◆ WHAT IS REQUIRED ◆
The entries are to be written out again with no differences.

[Items from an interface collection]

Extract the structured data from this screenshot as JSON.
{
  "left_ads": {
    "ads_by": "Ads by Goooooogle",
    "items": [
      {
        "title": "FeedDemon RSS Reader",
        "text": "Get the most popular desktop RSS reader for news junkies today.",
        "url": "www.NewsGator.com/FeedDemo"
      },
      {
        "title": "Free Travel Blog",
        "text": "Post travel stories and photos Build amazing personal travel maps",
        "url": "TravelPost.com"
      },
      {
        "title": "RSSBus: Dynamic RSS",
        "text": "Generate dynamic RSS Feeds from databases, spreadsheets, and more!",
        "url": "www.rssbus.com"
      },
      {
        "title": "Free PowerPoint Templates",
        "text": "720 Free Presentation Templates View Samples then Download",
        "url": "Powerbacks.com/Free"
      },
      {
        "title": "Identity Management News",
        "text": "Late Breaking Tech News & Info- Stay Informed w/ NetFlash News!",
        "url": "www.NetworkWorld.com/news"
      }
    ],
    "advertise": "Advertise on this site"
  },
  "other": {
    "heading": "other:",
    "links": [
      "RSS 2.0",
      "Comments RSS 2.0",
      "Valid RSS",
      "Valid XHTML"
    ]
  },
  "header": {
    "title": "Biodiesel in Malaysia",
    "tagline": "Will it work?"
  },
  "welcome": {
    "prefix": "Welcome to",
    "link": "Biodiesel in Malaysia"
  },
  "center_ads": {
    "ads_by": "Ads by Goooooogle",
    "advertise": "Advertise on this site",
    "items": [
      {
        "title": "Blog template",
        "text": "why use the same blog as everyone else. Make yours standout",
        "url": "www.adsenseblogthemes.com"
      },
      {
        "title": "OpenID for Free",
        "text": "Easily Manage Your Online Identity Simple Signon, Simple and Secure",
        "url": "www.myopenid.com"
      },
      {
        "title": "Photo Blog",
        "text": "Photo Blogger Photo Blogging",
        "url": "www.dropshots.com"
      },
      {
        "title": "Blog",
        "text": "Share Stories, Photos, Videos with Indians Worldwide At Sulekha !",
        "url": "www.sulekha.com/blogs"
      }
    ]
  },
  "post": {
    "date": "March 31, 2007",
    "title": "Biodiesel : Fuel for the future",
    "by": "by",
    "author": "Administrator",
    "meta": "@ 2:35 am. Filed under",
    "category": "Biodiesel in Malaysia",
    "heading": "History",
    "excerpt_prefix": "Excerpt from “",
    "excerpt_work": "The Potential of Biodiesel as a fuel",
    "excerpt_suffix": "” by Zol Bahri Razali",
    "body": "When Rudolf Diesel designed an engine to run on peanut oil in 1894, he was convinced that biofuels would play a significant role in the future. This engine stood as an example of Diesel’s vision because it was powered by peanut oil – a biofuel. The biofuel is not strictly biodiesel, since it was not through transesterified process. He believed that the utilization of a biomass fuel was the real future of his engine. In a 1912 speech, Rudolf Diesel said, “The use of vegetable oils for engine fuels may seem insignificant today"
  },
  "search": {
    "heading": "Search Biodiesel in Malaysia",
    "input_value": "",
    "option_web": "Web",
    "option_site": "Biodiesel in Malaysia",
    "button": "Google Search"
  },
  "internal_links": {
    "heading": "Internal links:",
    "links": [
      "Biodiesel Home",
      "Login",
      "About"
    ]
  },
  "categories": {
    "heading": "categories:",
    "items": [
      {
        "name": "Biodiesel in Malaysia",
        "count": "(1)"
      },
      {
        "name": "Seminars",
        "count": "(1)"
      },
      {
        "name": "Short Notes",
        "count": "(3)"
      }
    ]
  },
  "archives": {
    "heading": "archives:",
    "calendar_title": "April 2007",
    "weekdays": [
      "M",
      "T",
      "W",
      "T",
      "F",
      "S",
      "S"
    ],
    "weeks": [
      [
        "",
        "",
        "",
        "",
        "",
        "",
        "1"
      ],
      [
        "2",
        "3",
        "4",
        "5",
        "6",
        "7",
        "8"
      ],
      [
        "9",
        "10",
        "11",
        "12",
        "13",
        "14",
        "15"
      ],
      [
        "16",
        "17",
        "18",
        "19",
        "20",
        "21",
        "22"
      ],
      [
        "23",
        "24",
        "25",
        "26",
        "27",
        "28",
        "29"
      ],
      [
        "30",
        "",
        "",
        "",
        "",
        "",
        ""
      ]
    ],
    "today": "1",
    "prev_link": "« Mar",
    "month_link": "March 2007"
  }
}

◆ SOLUTION TO THIS PROBLEM ◆
Extract the structured data from this screenshot as JSON.
{
  "left_ads": {
    "ads_by": "Ads by Goooooogle",
    "items": [
      {
        "title": "FeedDemon RSS Reader",
        "text": "Get the most popular desktop RSS reader for news junkies today.",
        "url": "www.NewsGator.com/FeedDemo"
      },
      {
        "title": "Free Travel Blog",
        "text": "Post travel stories and photos Build amazing personal travel maps",
        "url": "TravelPost.com"
      },
      {
        "title": "RSSBus: Dynamic RSS",
        "text": "Generate dynamic RSS Feeds from databases, spreadsheets, and more!",
        "url": "www.rssbus.com"
      },
      {
        "title": "Free PowerPoint Templates",
        "text": "720 Free Presentation Templates View Samples then Download",
        "url": "Powerbacks.com/Free"
      },
      {
        "title": "Identity Management News",
        "text": "Late Breaking Tech News & Info- Stay Informed w/ NetFlash News!",
        "url": "www.NetworkWorld.com/news"
      }
    ],
    "advertise": "Advertise on this site"
  },
  "other": {
    "heading": "other:",
    "links": [
      "RSS 2.0",
      "Comments RSS 2.0",
      "Valid RSS",
      "Valid XHTML"
    ]
  },
  "header": {
    "title": "Biodiesel in Malaysia",
    "tagline": "Will it work?"
  },
  "welcome": {
    "prefix": "Welcome to",
    "link": "Biodiesel in Malaysia"
  },
  "center_ads": {
    "ads_by": "Ads by Goooooogle",
    "advertise": "Advertise on this site",
    "items": [
      {
        "title": "Blog template",
        "text": "why use the same blog as everyone else. Make yours standout",
        "url": "www.adsenseblogthemes.com"
      },
      {
        "title": "OpenID for Free",
        "text": "Easily Manage Your Online Identity Simple Signon, Simple and Secure",
        "url": "www.myopenid.com"
      },
      {
        "title": "Photo Blog",
        "text": "Photo Blogger Photo Blogging",
        "url": "www.dropshots.com"
      },
      {
        "title": "Blog",
        "text": "Share Stories, Photos, Videos with Indians Worldwide At Sulekha !",
        "url": "www.sulekha.com/blogs"
      }
    ]
  },
  "post": {
    "date": "March 31, 2007",
    "title": "Biodiesel : Fuel for the future",
    "by": "by",
    "author": "Administrator",
    "meta": "@ 2:35 am. Filed under",
    "category": "Biodiesel in Malaysia",
    "heading": "History",
    "excerpt_prefix": "Excerpt from “",
    "excerpt_work": "The Potential of Biodiesel as a fuel",
    "excerpt_suffix": "” by Zol Bahri Razali",
    "body": "When Rudolf Diesel designed an engine to run on peanut oil in 1894, he was convinced that biofuels would play a significant role in the future. This engine stood as an example of Diesel’s vision because it was powered by peanut oil – a biofuel. The biofuel is not strictly biodiesel, since it was not through transesterified process. He believed that the utilization of a biomass fuel was the real future of his engine. In a 1912 speech, Rudolf Diesel said, “The use of vegetable oils for engine fuels may seem insignificant today"
  },
  "search": {
    "heading": "Search Biodiesel in Malaysia",
    "input_value": "",
    "option_web": "Web",
    "option_site": "Biodiesel in Malaysia",
    "button": "Google Search"
  },
  "internal_links": {
    "heading": "Internal links:",
    "links": [
      "Biodiesel Home",
      "Login",
      "About"
    ]
  },
  "categories": {
    "heading": "categories:",
    "items": [
      {
        "name": "Biodiesel in Malaysia",
        "count": "(1)"
      },
      {
        "name": "Seminars",
        "count": "(1)"
      },
      {
        "name": "Short Notes",
        "count": "(3)"
      }
    ]
  },
  "archives": {
    "heading": "archives:",
    "calendar_title": "April 2007",
    "weekdays": [
      "M",
      "T",
      "W",
      "T",
      "F",
      "S",
      "S"
    ],
    "weeks": [
      [
        "",
        "",
        "",
        "",
        "",
        "",
        "1"
      ],
      [
        "2",
        "3",
        "4",
        "5",
        "6",
        "7",
        "8"
      ],
      [
        "9",
        "10",
        "11",
        "12",
        "13",
        "14",
        "15"
      ],
      [
        "16",
        "17",
        "18",
        "19",
        "20",
        "21",
        "22"
      ],
      [
        "23",
        "24",
        "25",
        "26",
        "27",
        "28",
        "29"
      ],
      [
        "30",
        "",
        "",
        "",
        "",
        "",
        ""
      ]
    ],
    "today": "1",
    "prev_link": "« Mar",
    "month_link": "March 2007"
  }
}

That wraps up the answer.